* What is expected *
Lines in which "glyph" appears should be pulled from the data below.

* Exercise data *
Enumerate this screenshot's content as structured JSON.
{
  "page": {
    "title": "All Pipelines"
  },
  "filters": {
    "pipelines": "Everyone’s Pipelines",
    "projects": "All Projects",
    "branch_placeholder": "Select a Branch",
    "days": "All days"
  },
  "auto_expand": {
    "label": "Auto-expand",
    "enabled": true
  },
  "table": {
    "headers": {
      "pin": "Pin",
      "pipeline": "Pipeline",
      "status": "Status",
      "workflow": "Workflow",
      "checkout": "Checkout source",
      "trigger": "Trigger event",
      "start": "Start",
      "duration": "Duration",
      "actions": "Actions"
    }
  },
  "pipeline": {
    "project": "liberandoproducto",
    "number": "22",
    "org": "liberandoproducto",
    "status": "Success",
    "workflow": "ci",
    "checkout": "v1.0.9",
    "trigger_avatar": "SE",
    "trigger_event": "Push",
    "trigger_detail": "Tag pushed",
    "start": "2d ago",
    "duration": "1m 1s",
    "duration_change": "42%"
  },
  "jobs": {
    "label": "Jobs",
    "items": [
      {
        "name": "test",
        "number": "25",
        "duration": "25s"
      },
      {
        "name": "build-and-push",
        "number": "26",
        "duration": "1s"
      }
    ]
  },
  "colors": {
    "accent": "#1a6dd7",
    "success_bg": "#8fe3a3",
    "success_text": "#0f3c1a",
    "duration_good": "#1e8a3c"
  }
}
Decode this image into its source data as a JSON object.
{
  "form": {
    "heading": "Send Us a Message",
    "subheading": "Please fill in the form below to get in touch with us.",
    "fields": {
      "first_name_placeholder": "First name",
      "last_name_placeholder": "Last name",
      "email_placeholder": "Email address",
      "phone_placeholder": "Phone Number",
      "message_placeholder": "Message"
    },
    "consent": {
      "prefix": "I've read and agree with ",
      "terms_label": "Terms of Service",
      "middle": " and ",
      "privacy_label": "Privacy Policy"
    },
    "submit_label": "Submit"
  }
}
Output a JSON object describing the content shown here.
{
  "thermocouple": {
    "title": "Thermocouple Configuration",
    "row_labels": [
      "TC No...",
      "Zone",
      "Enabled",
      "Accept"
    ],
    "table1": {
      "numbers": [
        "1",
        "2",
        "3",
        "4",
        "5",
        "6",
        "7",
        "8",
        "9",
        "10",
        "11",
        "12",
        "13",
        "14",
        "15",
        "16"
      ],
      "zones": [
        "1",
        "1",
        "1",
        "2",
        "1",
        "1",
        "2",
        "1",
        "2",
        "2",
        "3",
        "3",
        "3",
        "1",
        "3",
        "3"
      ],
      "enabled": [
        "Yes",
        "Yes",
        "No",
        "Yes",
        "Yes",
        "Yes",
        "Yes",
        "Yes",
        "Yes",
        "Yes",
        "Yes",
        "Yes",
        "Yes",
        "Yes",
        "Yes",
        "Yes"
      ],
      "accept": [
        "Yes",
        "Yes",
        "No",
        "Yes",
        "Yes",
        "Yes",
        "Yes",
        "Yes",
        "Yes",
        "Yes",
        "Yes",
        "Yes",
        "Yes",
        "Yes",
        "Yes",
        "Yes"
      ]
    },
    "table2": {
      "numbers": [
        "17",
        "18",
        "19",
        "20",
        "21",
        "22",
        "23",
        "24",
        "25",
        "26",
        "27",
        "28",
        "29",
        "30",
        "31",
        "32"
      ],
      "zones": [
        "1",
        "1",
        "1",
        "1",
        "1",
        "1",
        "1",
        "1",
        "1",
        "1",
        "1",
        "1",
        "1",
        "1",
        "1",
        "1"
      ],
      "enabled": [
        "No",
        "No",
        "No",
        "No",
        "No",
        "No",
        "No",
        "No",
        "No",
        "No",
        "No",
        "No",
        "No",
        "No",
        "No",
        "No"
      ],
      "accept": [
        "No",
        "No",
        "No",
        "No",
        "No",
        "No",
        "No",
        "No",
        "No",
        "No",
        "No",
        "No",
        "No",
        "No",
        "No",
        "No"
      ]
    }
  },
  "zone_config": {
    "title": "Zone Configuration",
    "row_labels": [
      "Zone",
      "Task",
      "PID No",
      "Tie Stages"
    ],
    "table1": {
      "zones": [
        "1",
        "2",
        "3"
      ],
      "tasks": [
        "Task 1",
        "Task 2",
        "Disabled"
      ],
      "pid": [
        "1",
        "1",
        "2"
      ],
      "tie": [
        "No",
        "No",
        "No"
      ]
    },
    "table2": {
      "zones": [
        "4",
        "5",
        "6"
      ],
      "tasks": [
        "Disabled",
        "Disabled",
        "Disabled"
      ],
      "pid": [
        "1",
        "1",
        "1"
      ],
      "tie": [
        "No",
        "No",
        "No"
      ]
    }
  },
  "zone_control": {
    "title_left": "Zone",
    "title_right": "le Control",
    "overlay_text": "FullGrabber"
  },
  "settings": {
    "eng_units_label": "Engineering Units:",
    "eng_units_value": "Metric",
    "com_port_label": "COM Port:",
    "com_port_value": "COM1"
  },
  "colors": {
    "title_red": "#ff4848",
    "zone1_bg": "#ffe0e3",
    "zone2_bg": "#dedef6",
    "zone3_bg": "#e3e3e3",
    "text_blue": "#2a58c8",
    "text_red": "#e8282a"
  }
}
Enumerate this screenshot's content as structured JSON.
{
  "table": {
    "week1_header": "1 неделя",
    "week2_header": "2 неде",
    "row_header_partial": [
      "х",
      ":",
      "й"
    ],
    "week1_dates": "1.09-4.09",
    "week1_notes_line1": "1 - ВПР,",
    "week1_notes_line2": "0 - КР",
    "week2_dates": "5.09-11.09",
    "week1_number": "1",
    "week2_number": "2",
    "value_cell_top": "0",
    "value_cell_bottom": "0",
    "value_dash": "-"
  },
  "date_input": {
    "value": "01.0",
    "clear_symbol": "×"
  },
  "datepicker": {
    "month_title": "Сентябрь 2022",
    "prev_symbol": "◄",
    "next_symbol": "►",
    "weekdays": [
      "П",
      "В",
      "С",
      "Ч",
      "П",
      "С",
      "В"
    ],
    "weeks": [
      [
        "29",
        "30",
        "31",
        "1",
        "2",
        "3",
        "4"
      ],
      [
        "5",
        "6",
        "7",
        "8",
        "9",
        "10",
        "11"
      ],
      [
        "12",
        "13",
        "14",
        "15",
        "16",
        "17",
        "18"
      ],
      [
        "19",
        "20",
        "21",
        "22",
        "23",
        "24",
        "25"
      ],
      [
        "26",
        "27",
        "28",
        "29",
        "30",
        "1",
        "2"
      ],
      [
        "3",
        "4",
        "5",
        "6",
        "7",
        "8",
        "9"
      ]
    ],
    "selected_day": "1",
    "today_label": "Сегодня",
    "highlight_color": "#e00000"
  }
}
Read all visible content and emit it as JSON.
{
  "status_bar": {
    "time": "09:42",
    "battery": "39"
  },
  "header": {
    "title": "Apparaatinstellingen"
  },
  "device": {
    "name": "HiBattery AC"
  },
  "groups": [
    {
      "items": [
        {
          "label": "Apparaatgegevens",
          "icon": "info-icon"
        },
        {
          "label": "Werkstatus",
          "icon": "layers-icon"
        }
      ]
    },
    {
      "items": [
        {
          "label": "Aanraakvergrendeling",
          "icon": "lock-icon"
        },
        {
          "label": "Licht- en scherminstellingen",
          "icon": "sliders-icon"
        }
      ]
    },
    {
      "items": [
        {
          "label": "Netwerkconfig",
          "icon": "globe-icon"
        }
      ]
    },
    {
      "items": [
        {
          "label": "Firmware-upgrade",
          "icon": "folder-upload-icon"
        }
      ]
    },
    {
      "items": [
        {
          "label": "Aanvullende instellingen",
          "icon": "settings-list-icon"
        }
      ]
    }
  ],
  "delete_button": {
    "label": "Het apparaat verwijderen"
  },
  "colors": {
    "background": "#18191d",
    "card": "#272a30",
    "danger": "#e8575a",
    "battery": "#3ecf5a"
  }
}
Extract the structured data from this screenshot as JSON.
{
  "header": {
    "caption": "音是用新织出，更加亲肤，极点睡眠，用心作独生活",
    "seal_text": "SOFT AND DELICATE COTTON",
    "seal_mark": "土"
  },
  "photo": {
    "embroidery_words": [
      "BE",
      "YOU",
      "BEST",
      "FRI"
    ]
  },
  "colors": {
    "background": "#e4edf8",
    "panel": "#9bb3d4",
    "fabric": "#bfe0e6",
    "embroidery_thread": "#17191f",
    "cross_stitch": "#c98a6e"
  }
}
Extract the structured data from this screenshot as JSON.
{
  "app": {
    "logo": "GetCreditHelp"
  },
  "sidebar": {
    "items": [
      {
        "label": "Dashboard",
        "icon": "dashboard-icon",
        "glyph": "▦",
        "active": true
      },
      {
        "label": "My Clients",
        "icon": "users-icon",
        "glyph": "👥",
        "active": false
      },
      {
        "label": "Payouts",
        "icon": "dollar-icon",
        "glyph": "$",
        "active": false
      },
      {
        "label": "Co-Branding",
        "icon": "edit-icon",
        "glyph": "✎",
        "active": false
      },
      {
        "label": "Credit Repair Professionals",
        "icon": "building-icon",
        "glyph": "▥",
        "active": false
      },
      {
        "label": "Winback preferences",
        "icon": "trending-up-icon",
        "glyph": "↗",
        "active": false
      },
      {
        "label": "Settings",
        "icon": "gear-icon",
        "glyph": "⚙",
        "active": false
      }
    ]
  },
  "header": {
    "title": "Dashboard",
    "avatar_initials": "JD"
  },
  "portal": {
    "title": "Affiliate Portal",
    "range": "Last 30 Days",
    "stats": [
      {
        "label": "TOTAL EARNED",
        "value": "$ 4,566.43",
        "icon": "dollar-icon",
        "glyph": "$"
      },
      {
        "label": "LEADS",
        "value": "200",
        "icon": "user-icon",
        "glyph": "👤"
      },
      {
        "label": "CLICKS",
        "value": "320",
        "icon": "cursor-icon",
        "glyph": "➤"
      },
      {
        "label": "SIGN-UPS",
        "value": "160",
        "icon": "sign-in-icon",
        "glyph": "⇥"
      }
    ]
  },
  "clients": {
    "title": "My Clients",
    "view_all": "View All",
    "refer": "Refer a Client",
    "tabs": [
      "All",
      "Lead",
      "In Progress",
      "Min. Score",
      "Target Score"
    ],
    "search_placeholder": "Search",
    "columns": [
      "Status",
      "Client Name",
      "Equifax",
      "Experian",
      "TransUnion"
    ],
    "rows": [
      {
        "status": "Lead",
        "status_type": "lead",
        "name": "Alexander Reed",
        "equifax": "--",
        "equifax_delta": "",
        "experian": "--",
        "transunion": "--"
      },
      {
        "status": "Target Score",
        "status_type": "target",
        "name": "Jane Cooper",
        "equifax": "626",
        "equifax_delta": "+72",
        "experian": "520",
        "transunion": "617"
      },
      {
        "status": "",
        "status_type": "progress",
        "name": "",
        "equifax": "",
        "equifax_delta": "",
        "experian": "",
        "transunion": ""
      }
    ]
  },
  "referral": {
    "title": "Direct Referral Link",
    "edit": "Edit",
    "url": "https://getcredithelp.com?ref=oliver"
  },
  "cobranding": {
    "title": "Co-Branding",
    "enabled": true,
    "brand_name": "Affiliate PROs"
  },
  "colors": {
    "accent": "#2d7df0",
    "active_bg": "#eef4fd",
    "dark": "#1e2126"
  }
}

* Expected answer *
        "glyph": "▦",
        "glyph": "👥",
        "glyph": "$",
        "glyph": "✎",
        "glyph": "▥",
        "glyph": "↗",
        "glyph": "⚙",
        "glyph": "$"
        "glyph": "👤"
        "glyph": "➤"
        "glyph": "⇥"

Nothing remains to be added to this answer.